Written by J.M. Cates
To the Elders and messengers of Hazel Creek Association of Regular, Predestinarian Baptists, and the churches they represent, and the faithful in Christ Jesus.
DEARLY BELOVED IN THE LORD: - We feel it is through the loving-kindness and tender mercy of the all-wise God, who worketh all things after the counsel of his own will, that we are at once more enabled to meet together in council, and in love and fellowship, to worship the One who has saved us and called us and made us to sit together in heavenly places in Christ Jesus.
It is a long established custom of the Association to have what we call a Circular Letter prepared by some one to be printed with our Minutes, and by your action at our last meeting the lot has fallen upon me. Dear brethren, I feel too weak for the burden you have put upon me, but, wishing to be obedient to your request, will make the effort, hoping you will throw the mantle of charity over my weak efforts. In thinking of some small subject upon which to write my mind was called to a part of the ninth verse of the tenth chapter of St. John: “I am the door.” I looked it up and began to investigate, but, dear ones, I found it no little subject (if it is only a few words), and that it is inseparably linked with all other subjects in the Bible, and with our christian experience. As I can find no little subject in the Scriptures I will have to do the best I can with this one. I understand this door spoken of is our Lord and Savior Jesus Christ. In the parable in the first part of this chapter Christ says, firs verse, “Verily, verily, I say unto you, He that entereth not by the door into the sheepfold, but climbeth up some other way, the same is a thief and a robber.” Second verse, “But he that entereth in by the door is the shepherd of the sheep.” Eighth verse, “All that ever came before me are thieves and robbers.” Eleventh verse, “I am the good shepherd.” Now we have Christ coming in by the door. You may trace this up, as I have neither time nor space in this letter. The door we wish to talk about is recorded in the ninth verse: “I am the door: by me if any man enter in, he shall be saved, and shall go in and out, and find pasture.” Jesus says in the seventh verse, “I am the door of the sheep,” and we hardly think any could enter in by that door but the sheep, for they cannot even know the door (Christ) except by revelation, and even then they cannot come to the door (Christ) except the Father draw them, for we read, “No man knoweth the Son, but the Father; neither knoweth any man the Father, save the Son, and he to whomsoever the Son will reveal him.” And, “No man can come to me [the door], except the Father which hath sent me draw him.” To my mind, these Scriptures make it quite plain that there were sheep and a fold before Christ came.
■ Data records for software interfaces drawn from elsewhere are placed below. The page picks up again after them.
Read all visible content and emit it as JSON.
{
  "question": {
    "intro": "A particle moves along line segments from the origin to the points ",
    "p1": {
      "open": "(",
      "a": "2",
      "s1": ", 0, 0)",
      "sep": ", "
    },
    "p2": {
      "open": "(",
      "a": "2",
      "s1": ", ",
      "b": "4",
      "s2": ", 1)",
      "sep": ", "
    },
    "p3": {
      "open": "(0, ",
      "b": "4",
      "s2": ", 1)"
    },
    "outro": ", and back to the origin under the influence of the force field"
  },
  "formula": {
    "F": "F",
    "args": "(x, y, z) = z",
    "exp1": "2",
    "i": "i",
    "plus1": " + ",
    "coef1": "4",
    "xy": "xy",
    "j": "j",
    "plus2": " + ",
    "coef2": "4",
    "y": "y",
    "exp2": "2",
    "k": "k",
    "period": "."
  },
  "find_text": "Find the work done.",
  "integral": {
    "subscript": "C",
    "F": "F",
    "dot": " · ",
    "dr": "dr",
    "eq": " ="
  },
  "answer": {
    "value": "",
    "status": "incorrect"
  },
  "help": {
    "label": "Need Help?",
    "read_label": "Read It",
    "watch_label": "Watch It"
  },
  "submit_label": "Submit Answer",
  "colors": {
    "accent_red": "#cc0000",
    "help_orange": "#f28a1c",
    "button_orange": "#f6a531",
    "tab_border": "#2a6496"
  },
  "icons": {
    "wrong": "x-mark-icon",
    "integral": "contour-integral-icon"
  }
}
He says, “I am not sent but unto the lost sheep of the house of Israel.” Spiritual Israel, not national Israel, for he says, “Other sheep I have, which are not of this fold [the Jews, or national Israel, but of the Gentile nations]: them also I must bring, and they shall hear my voice; and there shall be one fold, and one shepherd.” What did Christ come for? He says he came to seek and to save that which was lost. The sheep (the children) which the Father gave him. Now we see they were God's children before Christ came. “Thine they were, and thou gavest unto me.” All thou has given me shall come unto me, and he that cometh to me I will in no wise cast out, but raise him up at the last day. We see that the Lord did not come to make sheep, nor to make a way possible by which they could save themselves, bu that they were a gift to the Son by the Father; that they had gone astray and were in bondage, sold under sin, and Christ came to redeem them. Did he do it, or did he fail? In his prayer to the Father he says, “I have finished the work which thou gavest me to do,” &c. Some may say, Then what profiteth the Scriptures, or the preaching of the gospel? “All scripture is given by the inspiration of God, and is profitable for doctrine, for reproof, for correction, for instruction in righteousness; that the man of God may be perfect, thoroughly furnished unto all good works.” This Scripture tells plainly who gave the Scriptures, who to and for what purpose. It pleased God through the foolishness of preaching to save them that believe. Now we see the preaching of the gospel is to save believers, the children who were quickened and made alive and could hear and understand. This has no reference whatever to an eternal salvation, but to a common salvation, as Jude calls it when addressing those who are sanctified by God the Father, preserved in Jesus Christ and called. This good Shepherd says to Peter, Feed my sheep, feed my lambs. He emphasized the command by repeating it the third time, so we judge that he was impressing upon Peter's mind the work he was giving Peter to do, and that this should be the work of all his called ministers. How thoughtful the dear Lord was of his sheep. He gave his life for them because they were his sheep, not to make them his, and gave them a home in which to live (the church), and says, “I am the door: by me if any man enter in, he shall be saved, and shall go in and out, and find pasture.” He maketh us to lie down in green pastures; he leadeth us by the still waters. Praise his holy name.
W.T. Walters, Moderator
J.M. Cate, Clerk
Signs of the Times
Volume 98, No. 10